A line up of celebrities will take on a 100 mile 'desert triathlon' for Sport Relief in 2020.
Over four days, they will take on a 100-mile triathlon across the Namib desert in Namibia to raise life-changing cash and tackle mental health stigma.
Sport Relief: The Heat Is on will take place later this month (February) and the action will be filmed for a BBC One documentary to air in March.
Those taking part will include BBC Radio 1’s Nick Grimshaw, The Saturdays’ Frankie Bridge, TV barrister and presenter Judge Rob Rinder and broadcaster Louise Minchin.
Joining them are actress Samantha Womack, journalist and broadcaster Krishnan Guru-Murthy, TV presenter Karim Zeroual and Dr Zoe Williams.
The team will attempt to traverse the Namib desert in Namibia, Africa by foot, bike and ski to reach a shipwreck on the notoriously dangerous Skeleton Coast.
They will face exhausting days in the blistering sun as they take on the highest sand dunes on earth and encounter deadly desert wildlife all in temperatures up to 35 degrees Celsius.
Sport Relief: The Heat Is on will raise money to help improve life-changing mental health services and support many other projects tackling poverty and injustice, both in the UK and around the world.

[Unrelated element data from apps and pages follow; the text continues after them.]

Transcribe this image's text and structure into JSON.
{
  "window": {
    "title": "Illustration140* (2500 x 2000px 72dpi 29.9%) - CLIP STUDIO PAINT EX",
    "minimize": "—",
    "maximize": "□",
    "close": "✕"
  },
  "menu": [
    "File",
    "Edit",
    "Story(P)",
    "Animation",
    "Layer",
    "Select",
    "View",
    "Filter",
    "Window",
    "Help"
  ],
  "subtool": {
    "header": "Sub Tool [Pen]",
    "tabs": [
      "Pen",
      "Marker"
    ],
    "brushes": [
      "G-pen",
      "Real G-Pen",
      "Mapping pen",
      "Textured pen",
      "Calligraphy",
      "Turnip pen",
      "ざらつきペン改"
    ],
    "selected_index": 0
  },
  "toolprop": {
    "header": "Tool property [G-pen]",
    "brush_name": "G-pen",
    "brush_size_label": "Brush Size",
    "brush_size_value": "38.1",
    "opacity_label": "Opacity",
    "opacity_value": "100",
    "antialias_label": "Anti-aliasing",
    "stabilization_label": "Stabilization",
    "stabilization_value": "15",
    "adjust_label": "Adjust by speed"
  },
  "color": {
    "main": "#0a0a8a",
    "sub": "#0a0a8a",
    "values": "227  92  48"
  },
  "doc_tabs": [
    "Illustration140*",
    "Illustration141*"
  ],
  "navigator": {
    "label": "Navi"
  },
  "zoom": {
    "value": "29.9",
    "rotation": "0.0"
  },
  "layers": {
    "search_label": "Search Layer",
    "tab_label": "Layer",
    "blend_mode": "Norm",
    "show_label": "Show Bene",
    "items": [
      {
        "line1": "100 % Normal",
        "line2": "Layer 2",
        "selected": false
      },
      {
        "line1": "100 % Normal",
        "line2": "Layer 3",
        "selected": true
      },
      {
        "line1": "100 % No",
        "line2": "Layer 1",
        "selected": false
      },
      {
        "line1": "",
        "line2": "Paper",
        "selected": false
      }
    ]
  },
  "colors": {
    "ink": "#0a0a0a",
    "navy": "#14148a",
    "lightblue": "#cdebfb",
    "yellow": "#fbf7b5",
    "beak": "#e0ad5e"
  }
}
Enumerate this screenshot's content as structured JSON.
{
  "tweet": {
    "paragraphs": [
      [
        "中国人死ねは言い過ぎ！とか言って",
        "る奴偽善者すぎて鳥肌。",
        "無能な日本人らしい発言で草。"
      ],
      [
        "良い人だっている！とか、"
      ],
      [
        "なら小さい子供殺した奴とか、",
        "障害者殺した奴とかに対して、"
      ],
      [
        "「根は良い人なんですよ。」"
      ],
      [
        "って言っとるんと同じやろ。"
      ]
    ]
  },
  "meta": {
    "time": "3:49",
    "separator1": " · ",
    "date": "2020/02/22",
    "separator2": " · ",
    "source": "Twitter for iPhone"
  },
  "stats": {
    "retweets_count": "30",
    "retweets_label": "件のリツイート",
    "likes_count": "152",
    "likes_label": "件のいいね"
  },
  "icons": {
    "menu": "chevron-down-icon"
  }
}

The BBC One documentary which will air the week of Sport Relief, which is back on Friday 13th March.
Nick Grimshaw said: “It’s going to be a huge challenge out there but I know the rest of the team will give me the support I need to keep me going. Sport Relief raises money for so many amazing causes – one being mental health, which I think is really important.”
Frankie Bridge commented: “I know first-hand about how difficult struggling with your own mental health can be. One of the hardest parts is speaking out about it. I first started talking about it in 2012; it was the best thing I could have done, and it’s still something I deal with daily.
"This is why I wanted to take on this challenge for Sport Relief, to spark a conversation about mental health and let people know that they don’t have to go through anything alone."
Rob Rinder added: “I have had mental health challenges over the years and the thing that I found to be the most powerful and lasting for me, is to set aside some time, every day, to talk to people, and to exercise. I am taking this on because I know how important the work Sport Relief supports is."
Louise Minchin said: "I’m used to discussing the big topics on BBC Breakfast most mornings, so I’m thrilled to be part of a challenge with Sport Relief which aims to start a dialogue and help remove the stigma around mental health.
"It is an enormous global issue – one in four of us will experience mental health issues in our lifetime, and so many of these people don’t get the help they need.”
Karim said: “I’m a yes man and I love taking on challenges and being able to support people. Mental health problems can affect all ages and all genders. I struggled with it growing up. Your mental health needs to be just as strong as your physical health. I can’t express how much I despise the cold, and I know I have a shock coming to me but we’ve got a great team of celebs going out there."
Krishnan Guru-Murthy commented: “If something bad happens, if something goes wrong, I will handle that quite well because I’m quite good in a crisis. But my real worry is that I’m going to be the one having the hard time. I like ensuite bathrooms and I like big beds. I’m not looking forward to camping, it’s not really my kind of thing.
"But this is a fantastic opportunity for me to do something good, to help raise loads of money that will really change other people’s lives. I spend a lot of my time reporting on these issues [mental health], and it will be great to actually do something myself that makes a difference.”
Samantha Womack added: “As an actor, I’m obviously used to playing someone else, so it’s going be quite different being filmed just being myself, for nearly a week! Plus, this is a challenge that will push us to our limits, both mentally and physically, so everything’s going to be on the surface. I can’t wait to get stuck in.
"I love the idea of working as a team and all being in it together. I am thrilled to be doing it for Sport Relief, to raise vital funds for mental health services and raise awareness of the scale of the problem.”
Money raised for Sport Relief will support people living incredibly tough lives in the UK and around the world. Find out how you can get involved here